The process manager
Is the person in charge of managing and enforcing the process with the process practitioners on a day to day basis. This role has oversight over the practitioners to ensure that the work is performed and is responsible to escalate any improvements or issues with the process to the process owner.
The process practitioners
Those people that execute the process.
Why are these roles important? Why are they needed?
These roles define who exactly is responsible and accountable for the process itself, as well as, the execution of its contents. This ensure that the process is kept up to date and that it is enforced. These roles also make sure that if the process is not working, not practical, or in any way no longer suits the business, there are the appropriate channels and people responsible to escalate to and ensure it is rectified.
When designing a process the process owner needs to be sure to involve the process manager and the process practitioners (as well as other stakeholders – but more about that next week). These will be the people who will bring the process to life. The process manager and the process practitioner are those that will ensure that the process is not just another document on some company intranet but it is something practical, useful and followed on a day to day basis.
The process owner and the process manager may at times be the same person. However when these roles are combined it is easy to have a conflict of interest. The process owner needs to keep the needs of the business at the forefront, whilst the process manager is more interested in how to make the day to day management easier and how to enforce it. As such when these roles are combined, the person needs to be disciplined in taking the different perspectives in consideration. In addition the process owner needs to be aware of how a process sits within and affects the rest of the business so as to design a process that is cohesive with the rest of the existing processes and procedures as such it is more often than not that the process owner and the process manager are different people within the business.

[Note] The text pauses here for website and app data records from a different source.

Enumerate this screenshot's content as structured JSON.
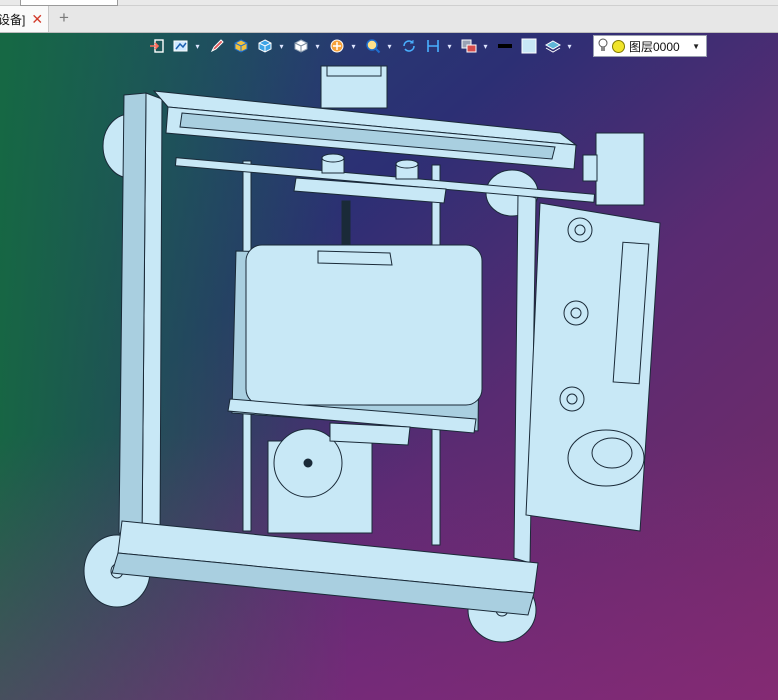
{
  "tab": {
    "label": "设备]",
    "close_icon": "close-icon",
    "new_tab_icon": "plus-icon"
  },
  "toolbar": {
    "buttons": [
      {
        "name": "exit-button",
        "icon": "exit-icon",
        "dropdown": false
      },
      {
        "name": "render-mode-button",
        "icon": "render-mode-icon",
        "dropdown": true
      },
      {
        "name": "sketch-pen-button",
        "icon": "pencil-icon",
        "dropdown": false
      },
      {
        "name": "box-yellow-button",
        "icon": "solid-box-icon",
        "dropdown": false
      },
      {
        "name": "box-blue-button",
        "icon": "shaded-box-icon",
        "dropdown": true
      },
      {
        "name": "view-cube-button",
        "icon": "view-cube-icon",
        "dropdown": true
      },
      {
        "name": "orbit-button",
        "icon": "orbit-icon",
        "dropdown": true
      },
      {
        "name": "zoom-button",
        "icon": "zoom-icon",
        "dropdown": true
      },
      {
        "name": "rotate-button",
        "icon": "rotate-icon",
        "dropdown": false
      },
      {
        "name": "dimension-button",
        "icon": "dimension-icon",
        "dropdown": true
      },
      {
        "name": "display-button",
        "icon": "display-icon",
        "dropdown": true
      },
      {
        "name": "line-color-button",
        "icon": "black-swatch-icon",
        "dropdown": false
      },
      {
        "name": "fill-color-button",
        "icon": "light-swatch-icon",
        "dropdown": false
      },
      {
        "name": "layer-style-button",
        "icon": "layers-icon",
        "dropdown": true
      }
    ]
  },
  "layer": {
    "name": "图层0000",
    "bulb_icon": "lightbulb-icon",
    "status_icon": "yellow-dot-icon",
    "dropdown_icon": "caret-down-icon"
  },
  "colors": {
    "part_fill": "#c8e8f6",
    "part_edge": "#1a2a38",
    "part_shadow": "#a9cfe0"
  }
}
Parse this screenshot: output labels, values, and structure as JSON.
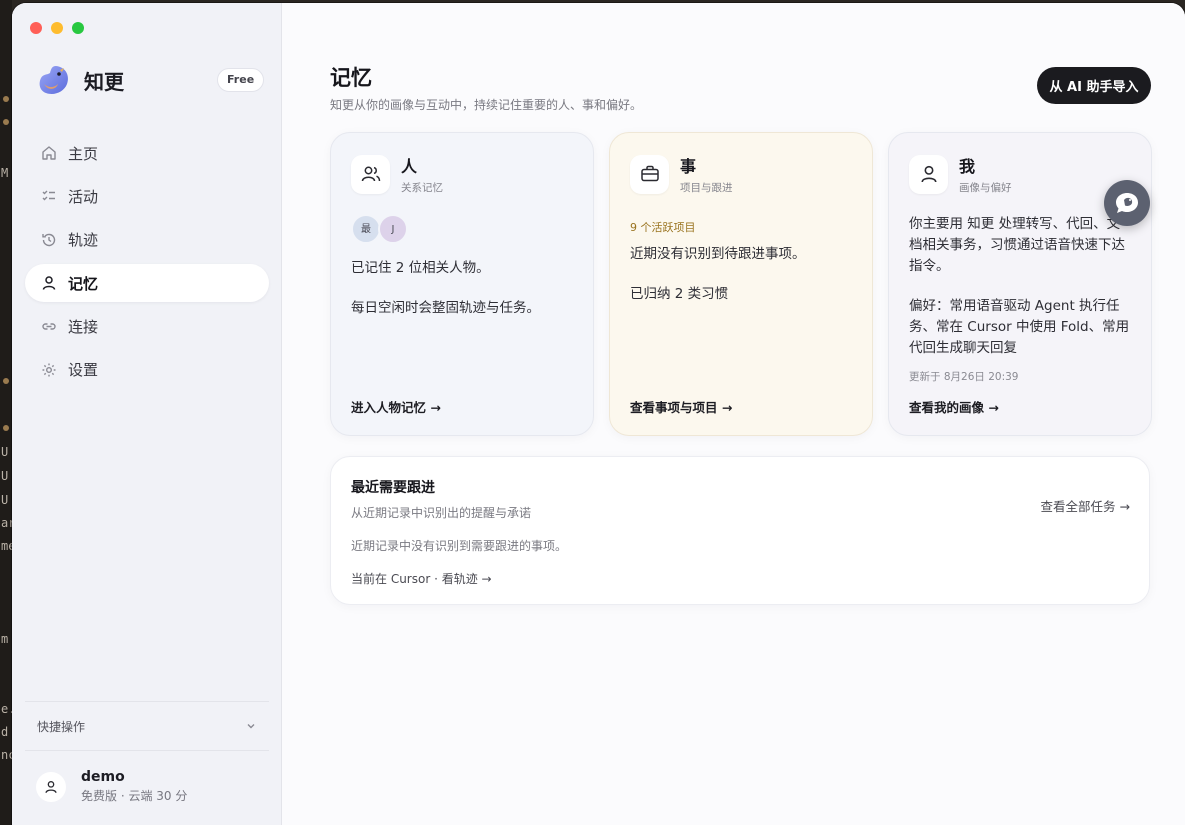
{
  "background": {
    "fragments": [
      "M",
      "U",
      "U",
      "U",
      "ar",
      "me",
      "m",
      "e.",
      "d",
      "nc"
    ]
  },
  "window": {
    "accent": "#1b1b1f",
    "traffic_lights": [
      "#ff5f57",
      "#febc2e",
      "#28c840"
    ]
  },
  "sidebar": {
    "brand_name": "知更",
    "plan": "Free",
    "nav": [
      {
        "label": "主页",
        "icon": "home-icon"
      },
      {
        "label": "活动",
        "icon": "checklist-icon"
      },
      {
        "label": "轨迹",
        "icon": "history-icon"
      },
      {
        "label": "记忆",
        "icon": "person-icon",
        "active": true
      },
      {
        "label": "连接",
        "icon": "link-icon"
      },
      {
        "label": "设置",
        "icon": "gear-icon"
      }
    ],
    "quick_actions": "快捷操作",
    "user": {
      "name": "demo",
      "subtitle": "免费版 · 云端 30 分"
    }
  },
  "main": {
    "title": "记忆",
    "subtitle": "知更从你的画像与互动中，持续记住重要的人、事和偏好。",
    "import_button": "从 AI 助手导入",
    "cards": {
      "people": {
        "title": "人",
        "subtitle": "关系记忆",
        "avatars": [
          "最",
          "J"
        ],
        "lines": [
          "已记住 2 位相关人物。",
          "每日空闲时会整固轨迹与任务。"
        ],
        "link": "进入人物记忆 →"
      },
      "things": {
        "title": "事",
        "subtitle": "项目与跟进",
        "meta": "9 个活跃项目",
        "lines": [
          "近期没有识别到待跟进事项。",
          "已归纳 2 类习惯"
        ],
        "link": "查看事项与项目 →"
      },
      "me": {
        "title": "我",
        "subtitle": "画像与偏好",
        "lines": [
          "你主要用 知更 处理转写、代回、文档相关事务，习惯通过语音快速下达指令。",
          "偏好：常用语音驱动 Agent 执行任务、常在 Cursor 中使用 Fold、常用代回生成聊天回复"
        ],
        "updated": "更新于 8月26日 20:39",
        "link": "查看我的画像 →"
      }
    },
    "follow_up": {
      "title": "最近需要跟进",
      "subtitle": "从近期记录中识别出的提醒与承诺",
      "empty": "近期记录中没有识别到需要跟进的事项。",
      "context_link": "当前在 Cursor · 看轨迹 →",
      "all_link": "查看全部任务 →"
    }
  }
}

When putting in place this framework, businesses often get stuck on how this can be implemented successfully. There are 2 methods that I know of. These being distributed and consolidated which I will be going over during the last post of the process elements series. If you want to know more – stay tuned…
Up next week is a post on the process impact and its stakeholders.